On Monday, April 9, 2018, the day before Equal Pay Day, the Ninth Circuit Court of Appeals held that employers cannot use an employee’s past salary to justify paying women less than men under the federal Equal Pay Act (EPA).  The Ninth Circuit’s decision in Rizo v. Yovino overruled prior holdings in the circuit that past salary is a “factor other than sex” that employers could use to justify a pay gap between men and women under the EPA, concluding that prior salary cannot be used, alone or in combination with other factors, to justify a wage differential.

Enacted in 1963, the EPA prohibits employers from paying men and women differently for the same work.  The intention of the statute is to correct the serious and endemic wage gap between men and women in the workplace.  However, the statute allows employers to pay employees different rates based on seniority, merit, the quantity or quality of the employee’s work, or “any other factor other than sex.”  Prior to Rizo, appellate courts (even the Ninth Circuit) commonly held that salary history could be used alongside other factors, with the Seventh Circuit (the court of appeals covering Illinois, Wisconsin, and Indiana) going so far as to state that salary history was a “factor other than sex.”  With Rizo taking salary history out of the equation, there is now a circuit split between the Ninth Circuit and the Seventh Circuit and other appellate courts that have addressed this issue, which may ultimately land this issue at the Supreme Court.

In Rizo, the plaintiff, a math consultant, sued the Fresno County Superintendent of Schools, Jim Yovino, claiming the district’s policy of paying workers slightly more than what they earned at their last job carried forward existing pay gaps between men and women, and thus violated the EPA.  The Ninth Circuit agreed with Rizo, finding it “inconceivable” that Congress meant to include salary history as a “factor other than sex.”  Instead, the Court reasoned that it is unlikely that Congress intended for salary history to be included in this exception to justify new gaps in pay based on prior or existing gaps.  Doing so would perpetuate the very disparity the EPA was intended to eliminate.

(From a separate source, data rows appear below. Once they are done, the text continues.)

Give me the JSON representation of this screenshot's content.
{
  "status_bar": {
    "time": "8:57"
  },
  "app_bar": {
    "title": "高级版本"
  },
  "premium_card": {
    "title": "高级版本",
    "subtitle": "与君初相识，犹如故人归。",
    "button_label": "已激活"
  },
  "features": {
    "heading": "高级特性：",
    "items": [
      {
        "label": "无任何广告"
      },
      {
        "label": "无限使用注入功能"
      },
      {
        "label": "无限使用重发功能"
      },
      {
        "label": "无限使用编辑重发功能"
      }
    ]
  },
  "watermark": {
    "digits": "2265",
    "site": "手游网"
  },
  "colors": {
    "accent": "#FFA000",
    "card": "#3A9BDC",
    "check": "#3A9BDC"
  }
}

Unfortunately, the Rizo opinion  leaves some ambiguity as to how salary history may be used.  The Ninth Circuit specifically stated that the new rule announced in Rizo did not “resolve its applications in all circumstances,” and states that past salary may play a role in individual salary negotiations.  However, the Court does not provide any further guidance as to how that information may be used by employers.  In light of this unresolved issue, employers in the Ninth Circuit – which includes Alaska, Arizona, California, Hawaii, Idaho, Montana, Nevada, Oregon, and Washington – should consider not using salary history in negotiations until this issue is further fleshed out by the courts. Further, employers in the Ninth Circuit that have policies expressly providing for the use of salary history in determining salary offers for new hires should revise those policies.

The Rizo decision represents a significant development in the law aimed at closing the wage gap. It is also a related component of the proliferation of state and local laws banning inquiries into salary history. At least seven states and cities have passed such laws, though not all have gone into effect. Therefore, while the Rizo ruling is only legally binding on employers in the Ninth Circuit, employers are advised to ensure their pay practices comply with applicable federal, state, and local laws.

Gabrielle Long contributed to this article. Gabrielle Long is a second-year law student at Loyola University Chicago and is a Franczek Radelet extern.